related to harvesting late-season ‘Valencia’ oranges, concerns about the effects of mechanical harvesting on tree health, and processor concerns about increases in the quantity of debris mixed with mechanically harvested fruit ( Roka et al., 2009
In this field study, five preemergence and two postemergence herbicides were evaluated for their ability to hasten Meyer zoysiagrass (Zoysia japonica Steud.) sod development when sod was established from the regrowth of rhizomes, sod strips, and loosened plant debris. Herbicide influence on zoysiagrass re-establishment was examined using two postharvest field preparation procedures as follows: area I was raked to remove most above-ground sod debris, whereas in adjacent area II sod debris was allowed to remain in place. Herbicides that controlled smooth crabgrass [Digitaria ischaemum (Schreb.) Muhl.] generally enhanced zoysiagrass cover by reducing weed competition. Meyer established from rhizomes, sod strips, and loosened plant debris, and treated with herbicides, had a rate of sod formation equivalent to that expected in conventionally tilled, planted, and irrigated Meyer sod fields. Effective smooth crabgrass control was achieved when the rates of most preemergence herbicides were reduced in the 2nd year. Chemical names used: dimethyl 2,3,5,6-tetrachloro-1,4-benzenedicarboxylate (DCPA); 3,5,-pyridinedicarbothioic acid, 2-[difluromethyl]-4-[2-methyl-propyl]-6-(trifluoromethyl)∼S,S-dimethyl ester (dithiopyr); [±]-ethyl 2-[4-[(6-chloro-2-benzoxazolyl)oxy]phenoxy] propanoate (fenoxaprop); 3-[2,4-dichloro-5-(1-methylethoxy)phenyl]-5-(1,1-dimethylethyl)-1,3,4-oxadiazol-2-(3H)-one (oxadiazon); N-[1-ethylpropyl)-3,4-dimethyl-2,6-dinitrobenzenamine(pendimethalin);N3,N3-di-n-propyl-2,4-dinitro-6-[trifluromethyl)-m-phenylenediamine (prodiamine); and 3,7-dichloro-8-quinolinecarboxylic acid (quinclorac).
that monitor indicator species germination and growth in the presence of leachates, extracts, or debris of potential allelopathic agents are acceptable ways of examining and understanding allelopathic potential ( Inderjit and Keating, 1999 ; Inderjit
enzymatic removal of extracuticular debris, isolated cuticles were kept at 23 °C in distilled water containing 0.01% sodium azide (NaN 3 ) as an aid in controlling microbial growth ( Lichstein and Soule, 1943 ). To prepare for imaging, isolated cuticles were

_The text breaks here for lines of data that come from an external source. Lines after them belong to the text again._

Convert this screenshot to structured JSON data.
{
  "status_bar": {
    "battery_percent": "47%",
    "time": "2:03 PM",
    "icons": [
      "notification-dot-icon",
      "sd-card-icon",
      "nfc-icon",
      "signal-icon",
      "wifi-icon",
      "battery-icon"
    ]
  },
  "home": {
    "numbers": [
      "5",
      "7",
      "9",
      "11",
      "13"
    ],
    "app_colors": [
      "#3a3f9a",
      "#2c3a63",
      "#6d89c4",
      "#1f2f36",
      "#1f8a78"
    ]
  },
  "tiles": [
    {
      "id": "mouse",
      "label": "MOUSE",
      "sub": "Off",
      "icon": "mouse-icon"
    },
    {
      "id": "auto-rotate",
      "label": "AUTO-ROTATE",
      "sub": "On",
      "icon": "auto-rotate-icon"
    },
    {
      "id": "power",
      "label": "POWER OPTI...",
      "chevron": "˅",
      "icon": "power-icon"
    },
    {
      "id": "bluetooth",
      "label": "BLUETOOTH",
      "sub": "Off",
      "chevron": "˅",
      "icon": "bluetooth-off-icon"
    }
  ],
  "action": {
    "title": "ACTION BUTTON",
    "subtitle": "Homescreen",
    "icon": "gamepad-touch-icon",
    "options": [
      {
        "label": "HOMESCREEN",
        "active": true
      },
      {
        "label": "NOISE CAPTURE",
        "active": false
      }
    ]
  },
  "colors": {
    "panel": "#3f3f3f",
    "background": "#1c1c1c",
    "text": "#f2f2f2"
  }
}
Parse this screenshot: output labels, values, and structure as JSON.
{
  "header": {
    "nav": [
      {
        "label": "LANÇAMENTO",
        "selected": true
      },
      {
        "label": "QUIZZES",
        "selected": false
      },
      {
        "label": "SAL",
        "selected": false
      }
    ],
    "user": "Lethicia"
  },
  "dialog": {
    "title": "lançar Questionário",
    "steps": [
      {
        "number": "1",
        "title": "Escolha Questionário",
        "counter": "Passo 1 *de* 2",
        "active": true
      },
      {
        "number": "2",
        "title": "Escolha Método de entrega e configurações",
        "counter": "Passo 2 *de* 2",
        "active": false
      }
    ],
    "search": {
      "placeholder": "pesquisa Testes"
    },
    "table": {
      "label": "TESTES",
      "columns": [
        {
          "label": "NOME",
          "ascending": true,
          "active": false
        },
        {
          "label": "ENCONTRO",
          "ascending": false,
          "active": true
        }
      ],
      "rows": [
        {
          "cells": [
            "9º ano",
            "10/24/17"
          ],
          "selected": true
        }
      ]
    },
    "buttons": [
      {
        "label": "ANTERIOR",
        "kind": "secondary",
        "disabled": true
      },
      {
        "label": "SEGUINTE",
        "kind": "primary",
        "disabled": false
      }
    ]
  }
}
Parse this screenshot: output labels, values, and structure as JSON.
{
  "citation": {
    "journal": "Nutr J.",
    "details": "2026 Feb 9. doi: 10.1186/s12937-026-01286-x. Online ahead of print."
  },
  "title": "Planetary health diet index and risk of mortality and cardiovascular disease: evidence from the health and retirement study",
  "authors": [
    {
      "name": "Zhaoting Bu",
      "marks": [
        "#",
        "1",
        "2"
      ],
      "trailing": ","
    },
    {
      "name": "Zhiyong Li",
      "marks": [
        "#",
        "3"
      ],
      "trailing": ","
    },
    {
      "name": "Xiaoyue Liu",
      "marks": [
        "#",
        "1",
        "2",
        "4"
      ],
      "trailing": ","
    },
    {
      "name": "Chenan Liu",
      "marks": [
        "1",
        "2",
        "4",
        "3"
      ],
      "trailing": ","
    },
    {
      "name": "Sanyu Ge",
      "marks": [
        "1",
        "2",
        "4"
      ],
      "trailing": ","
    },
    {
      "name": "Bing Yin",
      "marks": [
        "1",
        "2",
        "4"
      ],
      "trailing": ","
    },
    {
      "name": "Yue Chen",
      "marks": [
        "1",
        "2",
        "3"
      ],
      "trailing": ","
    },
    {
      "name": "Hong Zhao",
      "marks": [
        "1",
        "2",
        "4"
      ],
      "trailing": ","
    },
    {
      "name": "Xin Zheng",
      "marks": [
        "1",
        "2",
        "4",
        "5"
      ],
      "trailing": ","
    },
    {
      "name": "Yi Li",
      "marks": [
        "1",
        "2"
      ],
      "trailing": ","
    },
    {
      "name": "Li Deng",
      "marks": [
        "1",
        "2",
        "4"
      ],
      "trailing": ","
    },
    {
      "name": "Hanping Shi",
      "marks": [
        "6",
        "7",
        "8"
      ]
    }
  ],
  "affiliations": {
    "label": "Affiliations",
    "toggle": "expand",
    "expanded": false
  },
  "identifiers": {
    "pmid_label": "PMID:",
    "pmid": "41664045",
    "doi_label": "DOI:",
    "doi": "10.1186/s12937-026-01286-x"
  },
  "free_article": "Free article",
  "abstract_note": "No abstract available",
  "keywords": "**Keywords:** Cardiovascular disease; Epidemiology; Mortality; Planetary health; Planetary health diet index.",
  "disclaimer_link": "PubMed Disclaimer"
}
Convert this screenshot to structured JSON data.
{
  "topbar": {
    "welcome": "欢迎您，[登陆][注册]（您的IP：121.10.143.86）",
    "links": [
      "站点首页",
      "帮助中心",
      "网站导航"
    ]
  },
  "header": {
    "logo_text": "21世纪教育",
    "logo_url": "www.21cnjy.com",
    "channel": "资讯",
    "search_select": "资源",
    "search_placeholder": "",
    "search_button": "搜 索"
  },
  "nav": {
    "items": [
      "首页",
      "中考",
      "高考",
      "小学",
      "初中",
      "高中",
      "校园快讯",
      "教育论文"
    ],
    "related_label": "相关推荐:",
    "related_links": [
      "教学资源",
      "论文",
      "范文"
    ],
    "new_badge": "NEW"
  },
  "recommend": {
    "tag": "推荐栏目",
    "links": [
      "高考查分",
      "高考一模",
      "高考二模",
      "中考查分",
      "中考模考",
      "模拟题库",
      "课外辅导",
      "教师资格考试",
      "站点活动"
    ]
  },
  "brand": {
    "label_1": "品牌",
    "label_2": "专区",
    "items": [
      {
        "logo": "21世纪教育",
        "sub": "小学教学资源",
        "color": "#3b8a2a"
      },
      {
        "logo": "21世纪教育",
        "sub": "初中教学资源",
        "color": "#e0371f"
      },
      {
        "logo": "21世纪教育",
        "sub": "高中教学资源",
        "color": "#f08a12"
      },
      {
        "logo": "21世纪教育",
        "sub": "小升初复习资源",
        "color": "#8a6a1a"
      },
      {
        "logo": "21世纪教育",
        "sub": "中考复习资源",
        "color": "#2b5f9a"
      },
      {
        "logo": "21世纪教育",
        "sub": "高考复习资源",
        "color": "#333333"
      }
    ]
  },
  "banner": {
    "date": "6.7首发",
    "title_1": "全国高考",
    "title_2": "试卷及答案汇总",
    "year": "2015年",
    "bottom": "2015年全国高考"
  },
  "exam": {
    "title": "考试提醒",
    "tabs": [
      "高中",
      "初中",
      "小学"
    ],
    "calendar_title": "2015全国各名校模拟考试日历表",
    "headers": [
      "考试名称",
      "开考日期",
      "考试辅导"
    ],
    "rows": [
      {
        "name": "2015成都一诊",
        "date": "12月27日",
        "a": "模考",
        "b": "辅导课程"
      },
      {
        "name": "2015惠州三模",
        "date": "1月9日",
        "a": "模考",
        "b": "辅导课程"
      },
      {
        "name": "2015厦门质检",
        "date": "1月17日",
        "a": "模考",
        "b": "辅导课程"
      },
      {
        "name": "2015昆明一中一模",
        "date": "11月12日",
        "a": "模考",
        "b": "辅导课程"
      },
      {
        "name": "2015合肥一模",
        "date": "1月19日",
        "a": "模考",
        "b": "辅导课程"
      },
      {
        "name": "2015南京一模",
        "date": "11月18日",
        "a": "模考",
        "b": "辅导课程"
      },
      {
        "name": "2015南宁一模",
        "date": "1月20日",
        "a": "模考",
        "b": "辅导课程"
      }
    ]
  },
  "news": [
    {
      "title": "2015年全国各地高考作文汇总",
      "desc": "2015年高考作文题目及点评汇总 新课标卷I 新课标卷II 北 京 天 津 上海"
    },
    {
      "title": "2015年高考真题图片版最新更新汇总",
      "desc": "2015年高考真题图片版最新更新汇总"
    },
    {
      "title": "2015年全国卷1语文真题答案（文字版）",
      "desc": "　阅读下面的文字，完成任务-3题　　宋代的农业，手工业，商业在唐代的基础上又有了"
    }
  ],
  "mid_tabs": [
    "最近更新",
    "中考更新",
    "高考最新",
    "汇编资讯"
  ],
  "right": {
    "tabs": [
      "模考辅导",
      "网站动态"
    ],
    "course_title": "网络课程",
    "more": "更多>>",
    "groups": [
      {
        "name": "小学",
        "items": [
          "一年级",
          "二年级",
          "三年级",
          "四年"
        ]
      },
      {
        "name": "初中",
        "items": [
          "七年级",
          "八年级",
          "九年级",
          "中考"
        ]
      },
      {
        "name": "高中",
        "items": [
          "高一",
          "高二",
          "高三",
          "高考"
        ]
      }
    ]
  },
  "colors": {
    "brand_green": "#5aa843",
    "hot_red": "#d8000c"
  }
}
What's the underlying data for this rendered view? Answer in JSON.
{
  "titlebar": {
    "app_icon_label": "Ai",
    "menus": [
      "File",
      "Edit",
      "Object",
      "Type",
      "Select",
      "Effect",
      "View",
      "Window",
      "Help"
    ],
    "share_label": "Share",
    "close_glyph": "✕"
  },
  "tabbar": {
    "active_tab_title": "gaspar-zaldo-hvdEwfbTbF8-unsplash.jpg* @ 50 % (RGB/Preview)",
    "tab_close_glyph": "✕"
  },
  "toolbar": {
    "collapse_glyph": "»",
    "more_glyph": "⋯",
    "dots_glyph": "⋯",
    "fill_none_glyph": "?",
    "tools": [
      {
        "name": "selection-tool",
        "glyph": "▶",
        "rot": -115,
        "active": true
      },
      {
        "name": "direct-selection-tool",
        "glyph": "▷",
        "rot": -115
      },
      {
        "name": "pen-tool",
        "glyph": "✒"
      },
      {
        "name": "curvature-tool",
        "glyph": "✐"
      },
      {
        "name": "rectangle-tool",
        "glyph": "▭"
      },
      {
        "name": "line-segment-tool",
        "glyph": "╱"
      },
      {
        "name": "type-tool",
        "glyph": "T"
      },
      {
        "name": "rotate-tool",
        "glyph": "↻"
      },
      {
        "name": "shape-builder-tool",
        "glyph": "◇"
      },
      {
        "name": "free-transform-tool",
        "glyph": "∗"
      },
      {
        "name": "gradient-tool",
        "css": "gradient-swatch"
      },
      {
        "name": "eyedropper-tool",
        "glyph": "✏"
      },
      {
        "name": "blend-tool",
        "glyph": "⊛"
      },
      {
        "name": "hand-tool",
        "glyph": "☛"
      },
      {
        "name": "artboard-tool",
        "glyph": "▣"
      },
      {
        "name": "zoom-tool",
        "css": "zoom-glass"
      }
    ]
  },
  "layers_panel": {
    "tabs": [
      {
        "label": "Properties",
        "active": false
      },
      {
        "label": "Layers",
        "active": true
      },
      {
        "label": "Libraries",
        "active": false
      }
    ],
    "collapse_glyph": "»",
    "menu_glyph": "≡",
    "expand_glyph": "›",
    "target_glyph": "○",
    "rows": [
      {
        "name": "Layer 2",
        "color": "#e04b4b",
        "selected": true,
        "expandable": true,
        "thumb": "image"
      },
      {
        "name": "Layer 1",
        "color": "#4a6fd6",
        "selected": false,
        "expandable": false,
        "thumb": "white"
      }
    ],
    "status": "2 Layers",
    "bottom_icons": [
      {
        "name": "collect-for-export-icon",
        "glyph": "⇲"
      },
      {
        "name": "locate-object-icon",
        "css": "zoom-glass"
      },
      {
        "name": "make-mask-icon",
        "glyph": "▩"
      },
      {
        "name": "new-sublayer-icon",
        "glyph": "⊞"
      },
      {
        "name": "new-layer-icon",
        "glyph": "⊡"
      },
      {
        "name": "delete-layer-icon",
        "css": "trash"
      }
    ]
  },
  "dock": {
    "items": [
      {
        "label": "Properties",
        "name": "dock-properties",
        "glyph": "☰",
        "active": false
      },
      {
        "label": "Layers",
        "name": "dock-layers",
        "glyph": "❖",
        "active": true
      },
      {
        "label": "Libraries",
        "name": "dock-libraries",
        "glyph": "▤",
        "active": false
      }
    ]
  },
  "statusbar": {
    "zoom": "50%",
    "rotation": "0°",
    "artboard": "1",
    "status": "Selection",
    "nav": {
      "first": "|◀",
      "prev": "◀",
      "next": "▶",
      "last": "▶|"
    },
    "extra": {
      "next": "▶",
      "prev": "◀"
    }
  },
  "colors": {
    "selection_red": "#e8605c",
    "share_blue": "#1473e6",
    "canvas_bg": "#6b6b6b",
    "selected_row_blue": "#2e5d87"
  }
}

through a 0.95-cm screen. Micronutrient sources included incorporating 10% by volume yard debris compost (2.1N–0.2P–0.5K–1.4Ca–0.3Mg–0.001B–0.004Cu–0.9Fe–0.03Mn–0.01Zn) (Rexius Co., Eugene, Ore.), 0.9 kg·m −3 Micromax micronutrient fertilizer (6Ca–3Mg–12S
after harvest. Detachment force required to remove fruit; weight of leaf, stem, and fruit debris on the ground after harvest; and harvested yield were measured for the two treatments before harvest. Leaf area index, stem water potential, and water use
, without increasing pH significantly or providing excessive soluble salts and mineral N. For example, in Oregon, yard debris composts were applied as mulch (not incorporated) in two separate trials on a silt loam soil ( Sullivan and Bell, 2015 ; Sullivan
planting, yard debris compost (≈2 cm deep-centered on the row; 76 m 3 ·ha –1 ) and douglas fir sawdust (≈5 cm deep; 200 m 3 ·ha –1 ) were incorporated before forming the raised beds in Sept. to Oct. 2006. Immediately after planting, the beds were first
.) Franco var. menziesii ; 360 m 3 ·ha −1 ]; b) a 4-cm-deep layer of municipal yard-debris compost (152 m 3 ·ha −1 ) covered by 5-cm-deep douglas fir sawdust (200 m 3 ·ha −1 ) (compost + sawdust); and c) weed mat [black, woven polyethylene groundcover
The bacterium Xanthomonas campestris pv. campestris (Xcc), causal agent of black rot disease in crucifers was tagged with the luciferase gene complex of the marine bacterium Vibrio fisheri. The growth of the bioluminescent strain in plants and the environment can be monitored by its light emissions. Susceptible cabbage plants were either mist, wound or debris inoculated in the field, soil was inoculated with debris or with suspension culture of genetically engineered Xcc. Plant, soil and air samples will be taken at biweekly intervals to monitor the spread of the bioluminescent bacterium within as well as outside the environmental release site. The transfer of exotic DNA to other bacteria in the environment will also be studied.